> _Requirement_
Print the whole listing below exactly, skipping every picture.

> _Data provided_

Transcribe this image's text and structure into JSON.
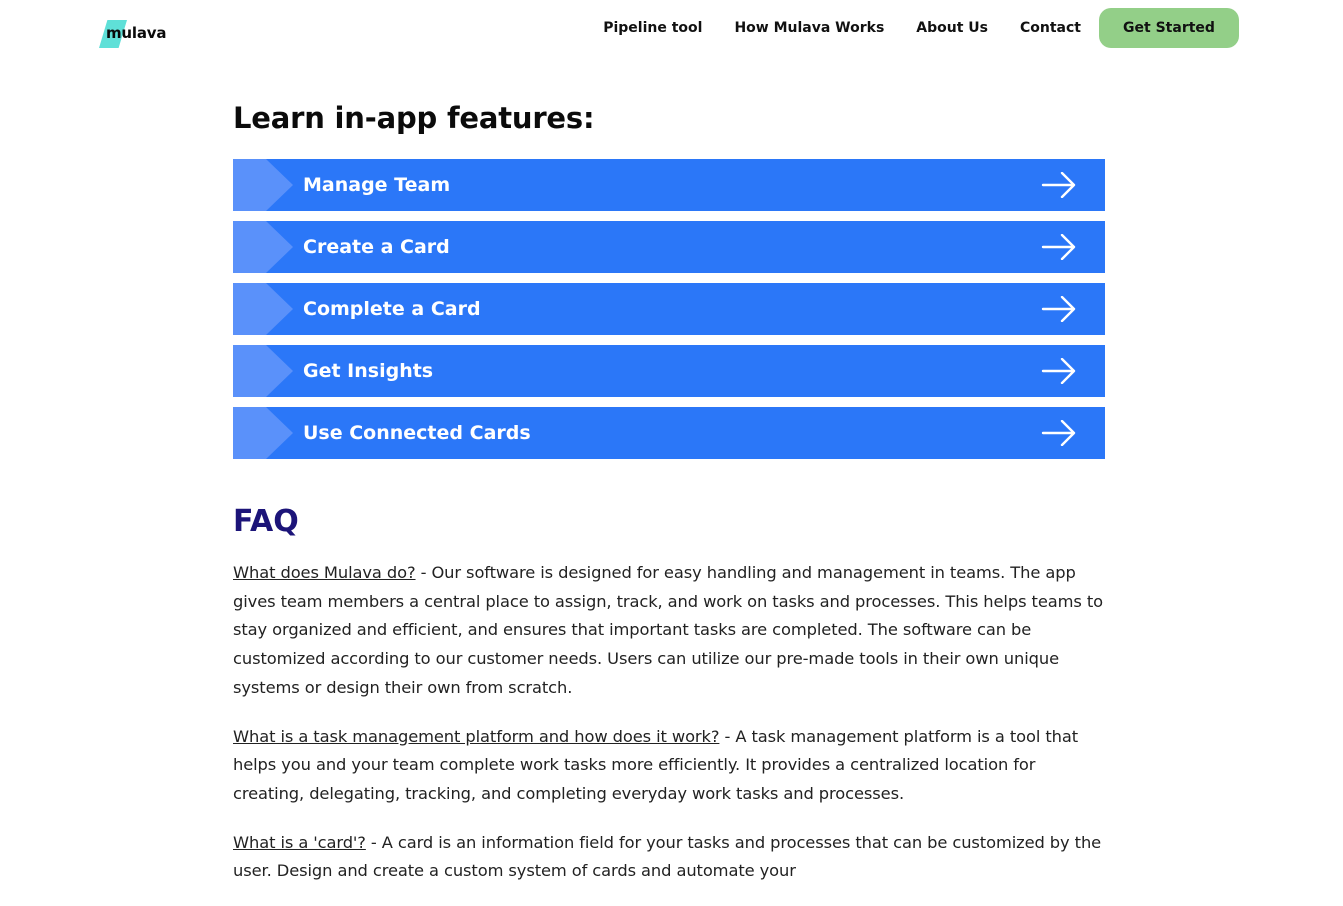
{
  "header": {
    "logo_text": "mulava",
    "nav": [
      "Pipeline tool",
      "How Mulava Works",
      "About Us",
      "Contact"
    ],
    "cta_label": "Get Started",
    "colors": {
      "cta_bg": "#93cf88",
      "logo_mark": "#5fe0d8"
    }
  },
  "features": {
    "title": "Learn in-app features:",
    "items": [
      {
        "label": "Manage Team",
        "icon": "arrow-right-icon"
      },
      {
        "label": "Create a Card",
        "icon": "arrow-right-icon"
      },
      {
        "label": "Complete a Card",
        "icon": "arrow-right-icon"
      },
      {
        "label": "Get Insights",
        "icon": "arrow-right-icon"
      },
      {
        "label": "Use Connected Cards",
        "icon": "arrow-right-icon"
      }
    ],
    "colors": {
      "bar": "#2b77f8",
      "chevron": "#5a91fa"
    }
  },
  "faq": {
    "title": "FAQ",
    "color": "#1c1479",
    "items": [
      {
        "question": "What does Mulava do?",
        "answer": " - Our software is designed for easy handling and management in teams. The app gives team members a central place to assign, track, and work on tasks and processes. This helps teams to stay organized and efficient, and ensures that important tasks are completed. The software can be customized according to our customer needs. Users can utilize our pre-made tools in their own unique systems or design their own from scratch."
      },
      {
        "question": "What is a task management platform and how does it work?",
        "answer": " - A task management platform is a tool that helps you and your team complete work tasks more efficiently. It provides a centralized location for creating, delegating, tracking, and completing everyday work tasks and processes."
      },
      {
        "question": "What is a 'card'?",
        "answer": " - A card is an information field for your tasks and processes that can be customized by the user. Design and create a custom system of cards and automate your"
      }
    ]
  }
}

> _The completed task_
Transcribe this image's text and structure into JSON.
{
  "header": {
    "logo_text": "mulava",
    "nav": [
      "Pipeline tool",
      "How Mulava Works",
      "About Us",
      "Contact"
    ],
    "cta_label": "Get Started",
    "colors": {
      "cta_bg": "#93cf88",
      "logo_mark": "#5fe0d8"
    }
  },
  "features": {
    "title": "Learn in-app features:",
    "items": [
      {
        "label": "Manage Team",
        "icon": "arrow-right-icon"
      },
      {
        "label": "Create a Card",
        "icon": "arrow-right-icon"
      },
      {
        "label": "Complete a Card",
        "icon": "arrow-right-icon"
      },
      {
        "label": "Get Insights",
        "icon": "arrow-right-icon"
      },
      {
        "label": "Use Connected Cards",
        "icon": "arrow-right-icon"
      }
    ],
    "colors": {
      "bar": "#2b77f8",
      "chevron": "#5a91fa"
    }
  },
  "faq": {
    "title": "FAQ",
    "color": "#1c1479",
    "items": [
      {
        "question": "What does Mulava do?",
        "answer": " - Our software is designed for easy handling and management in teams. The app gives team members a central place to assign, track, and work on tasks and processes. This helps teams to stay organized and efficient, and ensures that important tasks are completed. The software can be customized according to our customer needs. Users can utilize our pre-made tools in their own unique systems or design their own from scratch."
      },
      {
        "question": "What is a task management platform and how does it work?",
        "answer": " - A task management platform is a tool that helps you and your team complete work tasks more efficiently. It provides a centralized location for creating, delegating, tracking, and completing everyday work tasks and processes."
      },
      {
        "question": "What is a 'card'?",
        "answer": " - A card is an information field for your tasks and processes that can be customized by the user. Design and create a custom system of cards and automate your"
      }
    ]
  }
}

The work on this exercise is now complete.